| Work instruction |
Of the entries below, copy only those lines that contain the word "permanent".

| Data extracted from a collection |
-------

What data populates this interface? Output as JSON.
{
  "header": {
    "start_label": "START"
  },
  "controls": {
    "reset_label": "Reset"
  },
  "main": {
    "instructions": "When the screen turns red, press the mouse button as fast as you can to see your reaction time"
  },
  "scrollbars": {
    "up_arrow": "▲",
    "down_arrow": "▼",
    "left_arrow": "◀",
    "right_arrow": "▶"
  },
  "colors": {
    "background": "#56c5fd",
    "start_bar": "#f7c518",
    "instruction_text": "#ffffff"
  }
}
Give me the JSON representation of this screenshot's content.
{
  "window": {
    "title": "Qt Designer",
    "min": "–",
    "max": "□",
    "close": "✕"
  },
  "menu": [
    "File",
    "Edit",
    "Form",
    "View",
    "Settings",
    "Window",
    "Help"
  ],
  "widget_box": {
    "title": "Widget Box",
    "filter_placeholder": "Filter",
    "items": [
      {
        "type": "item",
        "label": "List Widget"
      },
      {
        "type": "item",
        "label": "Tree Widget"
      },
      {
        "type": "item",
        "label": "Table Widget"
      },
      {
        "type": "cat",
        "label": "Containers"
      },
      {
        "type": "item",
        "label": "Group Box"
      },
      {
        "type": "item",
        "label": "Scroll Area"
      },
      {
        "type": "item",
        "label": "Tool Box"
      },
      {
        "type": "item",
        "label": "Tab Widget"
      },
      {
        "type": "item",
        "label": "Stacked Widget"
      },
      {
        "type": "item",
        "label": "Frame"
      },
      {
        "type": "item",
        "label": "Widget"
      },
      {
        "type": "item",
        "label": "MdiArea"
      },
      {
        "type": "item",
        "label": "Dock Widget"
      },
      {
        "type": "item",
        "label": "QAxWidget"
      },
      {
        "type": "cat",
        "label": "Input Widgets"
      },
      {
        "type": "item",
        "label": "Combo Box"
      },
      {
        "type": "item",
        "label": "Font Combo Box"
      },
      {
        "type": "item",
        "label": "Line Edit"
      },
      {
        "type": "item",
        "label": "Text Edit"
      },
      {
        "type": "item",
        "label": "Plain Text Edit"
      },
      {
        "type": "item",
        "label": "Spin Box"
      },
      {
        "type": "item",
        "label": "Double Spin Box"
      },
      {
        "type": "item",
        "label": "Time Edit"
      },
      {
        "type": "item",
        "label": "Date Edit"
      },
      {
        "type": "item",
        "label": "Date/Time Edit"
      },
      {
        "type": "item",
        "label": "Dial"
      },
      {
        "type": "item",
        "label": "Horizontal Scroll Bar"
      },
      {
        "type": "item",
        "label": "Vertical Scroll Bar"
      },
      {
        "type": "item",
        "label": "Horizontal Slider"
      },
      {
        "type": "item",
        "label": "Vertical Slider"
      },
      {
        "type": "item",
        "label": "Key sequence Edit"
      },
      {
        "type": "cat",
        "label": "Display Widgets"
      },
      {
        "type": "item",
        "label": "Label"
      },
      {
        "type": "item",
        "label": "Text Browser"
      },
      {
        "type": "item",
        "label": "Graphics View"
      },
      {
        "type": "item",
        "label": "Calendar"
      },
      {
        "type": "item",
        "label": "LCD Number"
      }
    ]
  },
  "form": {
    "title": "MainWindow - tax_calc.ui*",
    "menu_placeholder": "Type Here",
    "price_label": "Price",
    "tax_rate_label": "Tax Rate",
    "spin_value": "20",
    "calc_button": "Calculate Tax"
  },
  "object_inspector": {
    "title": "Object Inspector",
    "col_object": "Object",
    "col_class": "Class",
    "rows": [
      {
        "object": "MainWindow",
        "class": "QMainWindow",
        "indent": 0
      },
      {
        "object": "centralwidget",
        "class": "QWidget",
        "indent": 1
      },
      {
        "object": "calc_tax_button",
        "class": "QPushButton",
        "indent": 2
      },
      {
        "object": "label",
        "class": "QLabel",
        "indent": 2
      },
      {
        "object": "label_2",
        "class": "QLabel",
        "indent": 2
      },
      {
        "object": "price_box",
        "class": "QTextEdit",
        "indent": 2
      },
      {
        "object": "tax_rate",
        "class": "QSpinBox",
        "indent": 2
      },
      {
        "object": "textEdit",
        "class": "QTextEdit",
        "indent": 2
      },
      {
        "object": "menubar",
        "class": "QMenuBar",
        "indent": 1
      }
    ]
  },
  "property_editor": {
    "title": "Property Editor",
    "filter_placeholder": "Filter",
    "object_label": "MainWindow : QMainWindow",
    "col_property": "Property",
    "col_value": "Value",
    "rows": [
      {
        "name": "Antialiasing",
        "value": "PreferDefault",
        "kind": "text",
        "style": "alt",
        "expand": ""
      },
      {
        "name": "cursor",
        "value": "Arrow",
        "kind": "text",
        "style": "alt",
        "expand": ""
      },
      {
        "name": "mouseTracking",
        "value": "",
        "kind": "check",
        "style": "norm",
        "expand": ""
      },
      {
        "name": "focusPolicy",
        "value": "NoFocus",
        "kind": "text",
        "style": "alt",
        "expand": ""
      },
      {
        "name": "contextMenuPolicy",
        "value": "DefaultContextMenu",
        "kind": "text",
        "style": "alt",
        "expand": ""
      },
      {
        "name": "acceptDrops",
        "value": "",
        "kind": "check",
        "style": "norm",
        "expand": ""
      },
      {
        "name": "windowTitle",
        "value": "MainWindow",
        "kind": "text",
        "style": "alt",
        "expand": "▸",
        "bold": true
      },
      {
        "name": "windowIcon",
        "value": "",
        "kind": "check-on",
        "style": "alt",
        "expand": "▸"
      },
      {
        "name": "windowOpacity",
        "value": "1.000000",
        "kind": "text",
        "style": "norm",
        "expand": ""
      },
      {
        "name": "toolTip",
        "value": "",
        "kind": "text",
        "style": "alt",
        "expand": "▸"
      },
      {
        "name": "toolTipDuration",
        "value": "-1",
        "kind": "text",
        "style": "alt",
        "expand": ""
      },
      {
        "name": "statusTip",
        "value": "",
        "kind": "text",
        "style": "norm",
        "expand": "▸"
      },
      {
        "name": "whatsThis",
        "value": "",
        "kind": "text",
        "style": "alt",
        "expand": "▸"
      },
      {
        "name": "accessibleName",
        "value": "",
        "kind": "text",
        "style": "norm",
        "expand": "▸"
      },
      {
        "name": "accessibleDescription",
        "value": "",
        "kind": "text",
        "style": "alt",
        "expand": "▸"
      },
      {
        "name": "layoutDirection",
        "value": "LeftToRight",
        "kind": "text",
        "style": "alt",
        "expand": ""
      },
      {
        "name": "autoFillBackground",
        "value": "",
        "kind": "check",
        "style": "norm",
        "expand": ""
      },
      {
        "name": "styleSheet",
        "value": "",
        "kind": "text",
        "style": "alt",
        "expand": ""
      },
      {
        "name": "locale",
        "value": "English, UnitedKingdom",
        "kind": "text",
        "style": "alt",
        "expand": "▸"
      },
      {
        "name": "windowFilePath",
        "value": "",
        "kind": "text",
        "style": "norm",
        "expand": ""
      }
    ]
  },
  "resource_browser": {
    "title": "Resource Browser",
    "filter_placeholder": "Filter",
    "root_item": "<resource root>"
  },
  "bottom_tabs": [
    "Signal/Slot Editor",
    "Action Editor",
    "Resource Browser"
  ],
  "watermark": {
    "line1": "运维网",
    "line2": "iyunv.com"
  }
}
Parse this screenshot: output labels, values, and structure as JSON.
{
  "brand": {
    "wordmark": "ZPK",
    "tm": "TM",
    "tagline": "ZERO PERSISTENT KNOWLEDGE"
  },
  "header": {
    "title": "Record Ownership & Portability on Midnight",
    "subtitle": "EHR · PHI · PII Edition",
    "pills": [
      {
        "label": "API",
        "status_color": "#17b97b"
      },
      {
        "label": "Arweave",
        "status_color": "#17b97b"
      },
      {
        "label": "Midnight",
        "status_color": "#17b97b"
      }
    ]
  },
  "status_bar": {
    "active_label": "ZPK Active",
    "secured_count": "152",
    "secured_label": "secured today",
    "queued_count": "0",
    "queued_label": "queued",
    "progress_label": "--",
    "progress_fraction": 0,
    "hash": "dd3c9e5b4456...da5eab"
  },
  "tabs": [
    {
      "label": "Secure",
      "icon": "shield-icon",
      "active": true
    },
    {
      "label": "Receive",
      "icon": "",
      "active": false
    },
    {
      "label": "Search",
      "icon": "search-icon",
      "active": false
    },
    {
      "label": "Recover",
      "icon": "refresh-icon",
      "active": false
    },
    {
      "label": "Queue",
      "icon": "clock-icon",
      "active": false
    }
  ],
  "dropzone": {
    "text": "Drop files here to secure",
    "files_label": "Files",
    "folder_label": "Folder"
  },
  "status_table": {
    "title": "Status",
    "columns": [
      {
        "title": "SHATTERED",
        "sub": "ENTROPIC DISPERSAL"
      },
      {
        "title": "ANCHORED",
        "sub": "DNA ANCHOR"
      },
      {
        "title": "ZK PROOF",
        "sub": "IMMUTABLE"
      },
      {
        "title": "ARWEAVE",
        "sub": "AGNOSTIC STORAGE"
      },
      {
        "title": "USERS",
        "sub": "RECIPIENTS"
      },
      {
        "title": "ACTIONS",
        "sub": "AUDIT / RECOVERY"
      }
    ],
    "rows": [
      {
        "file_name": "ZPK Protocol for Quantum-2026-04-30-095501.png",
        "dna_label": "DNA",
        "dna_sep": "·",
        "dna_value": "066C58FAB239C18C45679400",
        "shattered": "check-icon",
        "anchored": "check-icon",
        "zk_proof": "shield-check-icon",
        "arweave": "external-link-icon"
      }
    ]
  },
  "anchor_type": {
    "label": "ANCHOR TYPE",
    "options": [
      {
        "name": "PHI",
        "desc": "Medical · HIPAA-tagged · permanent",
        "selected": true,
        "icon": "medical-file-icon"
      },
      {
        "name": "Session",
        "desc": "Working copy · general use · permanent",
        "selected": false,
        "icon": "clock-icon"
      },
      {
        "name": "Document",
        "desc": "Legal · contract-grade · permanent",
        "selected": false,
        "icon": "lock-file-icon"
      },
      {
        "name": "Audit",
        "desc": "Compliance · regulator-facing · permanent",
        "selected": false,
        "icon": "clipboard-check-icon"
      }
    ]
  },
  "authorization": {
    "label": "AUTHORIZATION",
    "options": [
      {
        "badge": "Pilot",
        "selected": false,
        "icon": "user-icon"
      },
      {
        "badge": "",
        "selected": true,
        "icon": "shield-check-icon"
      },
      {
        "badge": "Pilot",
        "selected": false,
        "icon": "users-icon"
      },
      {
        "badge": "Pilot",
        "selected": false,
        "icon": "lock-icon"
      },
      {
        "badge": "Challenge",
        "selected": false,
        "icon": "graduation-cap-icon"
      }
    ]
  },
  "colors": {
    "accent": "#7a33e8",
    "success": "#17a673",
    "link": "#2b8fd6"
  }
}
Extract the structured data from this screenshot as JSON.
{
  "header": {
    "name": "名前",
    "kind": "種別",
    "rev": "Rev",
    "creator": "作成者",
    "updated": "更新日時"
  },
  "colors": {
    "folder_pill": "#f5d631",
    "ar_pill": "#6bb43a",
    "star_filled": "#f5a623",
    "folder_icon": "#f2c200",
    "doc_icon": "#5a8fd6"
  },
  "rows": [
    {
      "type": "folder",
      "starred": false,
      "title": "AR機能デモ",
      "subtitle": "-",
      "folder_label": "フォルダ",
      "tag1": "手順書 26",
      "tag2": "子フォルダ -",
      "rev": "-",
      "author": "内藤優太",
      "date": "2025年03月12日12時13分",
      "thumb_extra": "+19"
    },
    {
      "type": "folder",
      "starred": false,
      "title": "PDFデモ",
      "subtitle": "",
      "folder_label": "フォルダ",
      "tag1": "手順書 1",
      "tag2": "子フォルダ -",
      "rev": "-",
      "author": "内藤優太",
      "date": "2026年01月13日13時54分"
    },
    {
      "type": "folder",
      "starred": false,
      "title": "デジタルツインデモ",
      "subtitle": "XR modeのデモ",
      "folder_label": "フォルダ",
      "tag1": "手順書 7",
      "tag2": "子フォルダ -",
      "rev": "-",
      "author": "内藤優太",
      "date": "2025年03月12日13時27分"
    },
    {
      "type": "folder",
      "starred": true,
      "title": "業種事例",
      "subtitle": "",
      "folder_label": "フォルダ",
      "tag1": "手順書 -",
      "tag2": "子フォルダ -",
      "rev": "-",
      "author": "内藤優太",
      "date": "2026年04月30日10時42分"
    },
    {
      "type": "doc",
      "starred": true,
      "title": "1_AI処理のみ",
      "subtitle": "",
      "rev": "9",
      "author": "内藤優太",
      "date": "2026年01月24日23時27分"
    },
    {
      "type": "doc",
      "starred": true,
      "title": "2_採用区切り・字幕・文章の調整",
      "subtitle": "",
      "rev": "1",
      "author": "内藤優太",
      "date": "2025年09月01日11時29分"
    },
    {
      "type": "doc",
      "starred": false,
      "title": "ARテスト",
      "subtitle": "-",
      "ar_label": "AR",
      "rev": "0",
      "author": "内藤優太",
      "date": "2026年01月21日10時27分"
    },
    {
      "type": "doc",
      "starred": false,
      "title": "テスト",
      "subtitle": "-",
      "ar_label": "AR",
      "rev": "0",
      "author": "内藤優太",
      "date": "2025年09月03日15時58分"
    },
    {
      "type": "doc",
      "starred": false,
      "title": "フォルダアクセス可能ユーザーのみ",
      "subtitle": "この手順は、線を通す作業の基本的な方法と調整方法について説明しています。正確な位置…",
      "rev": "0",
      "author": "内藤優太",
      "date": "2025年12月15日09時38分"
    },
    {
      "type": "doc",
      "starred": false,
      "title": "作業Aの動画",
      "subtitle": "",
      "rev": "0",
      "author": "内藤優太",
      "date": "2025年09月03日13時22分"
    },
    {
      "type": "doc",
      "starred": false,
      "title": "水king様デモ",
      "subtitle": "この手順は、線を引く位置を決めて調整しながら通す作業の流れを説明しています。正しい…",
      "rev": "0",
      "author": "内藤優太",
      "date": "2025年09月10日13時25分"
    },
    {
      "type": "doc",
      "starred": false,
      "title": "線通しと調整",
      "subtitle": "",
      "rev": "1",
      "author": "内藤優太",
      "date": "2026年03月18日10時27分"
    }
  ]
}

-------

| Task result |
        "desc": "Medical · HIPAA-tagged · permanent",
        "desc": "Working copy · general use · permanent",
        "desc": "Legal · contract-grade · permanent",
        "desc": "Compliance · regulator-facing · permanent",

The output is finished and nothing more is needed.